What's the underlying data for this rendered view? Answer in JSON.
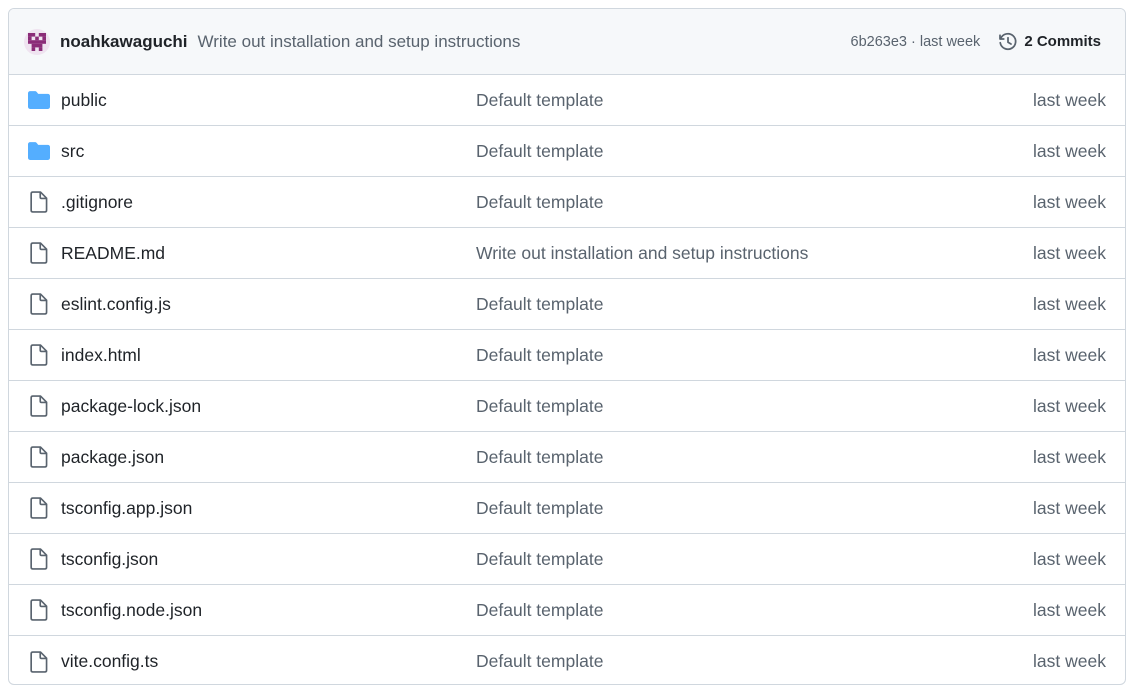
{
  "latest_commit": {
    "author": "noahkawaguchi",
    "message": "Write out installation and setup instructions",
    "sha_time": "6b263e3 · last week",
    "commits_label": "2 Commits",
    "avatar_icon": "identicon-avatar",
    "history_icon": "history-clock-icon"
  },
  "colors": {
    "folder": "#54aeff",
    "file_icon": "#59636e",
    "border": "#d0d7de",
    "header_bg": "#f6f8fa",
    "muted_text": "#59636e",
    "avatar": "#8b2c78"
  },
  "files": [
    {
      "type": "folder",
      "icon": "folder-icon",
      "name": "public",
      "message": "Default template",
      "age": "last week"
    },
    {
      "type": "folder",
      "icon": "folder-icon",
      "name": "src",
      "message": "Default template",
      "age": "last week"
    },
    {
      "type": "file",
      "icon": "file-icon",
      "name": ".gitignore",
      "message": "Default template",
      "age": "last week"
    },
    {
      "type": "file",
      "icon": "file-icon",
      "name": "README.md",
      "message": "Write out installation and setup instructions",
      "age": "last week"
    },
    {
      "type": "file",
      "icon": "file-icon",
      "name": "eslint.config.js",
      "message": "Default template",
      "age": "last week"
    },
    {
      "type": "file",
      "icon": "file-icon",
      "name": "index.html",
      "message": "Default template",
      "age": "last week"
    },
    {
      "type": "file",
      "icon": "file-icon",
      "name": "package-lock.json",
      "message": "Default template",
      "age": "last week"
    },
    {
      "type": "file",
      "icon": "file-icon",
      "name": "package.json",
      "message": "Default template",
      "age": "last week"
    },
    {
      "type": "file",
      "icon": "file-icon",
      "name": "tsconfig.app.json",
      "message": "Default template",
      "age": "last week"
    },
    {
      "type": "file",
      "icon": "file-icon",
      "name": "tsconfig.json",
      "message": "Default template",
      "age": "last week"
    },
    {
      "type": "file",
      "icon": "file-icon",
      "name": "tsconfig.node.json",
      "message": "Default template",
      "age": "last week"
    },
    {
      "type": "file",
      "icon": "file-icon",
      "name": "vite.config.ts",
      "message": "Default template",
      "age": "last week"
    }
  ]
}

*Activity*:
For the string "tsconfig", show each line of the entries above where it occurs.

*Finished exercise*:
      "name": "tsconfig.app.json",
      "name": "tsconfig.json",
      "name": "tsconfig.node.json",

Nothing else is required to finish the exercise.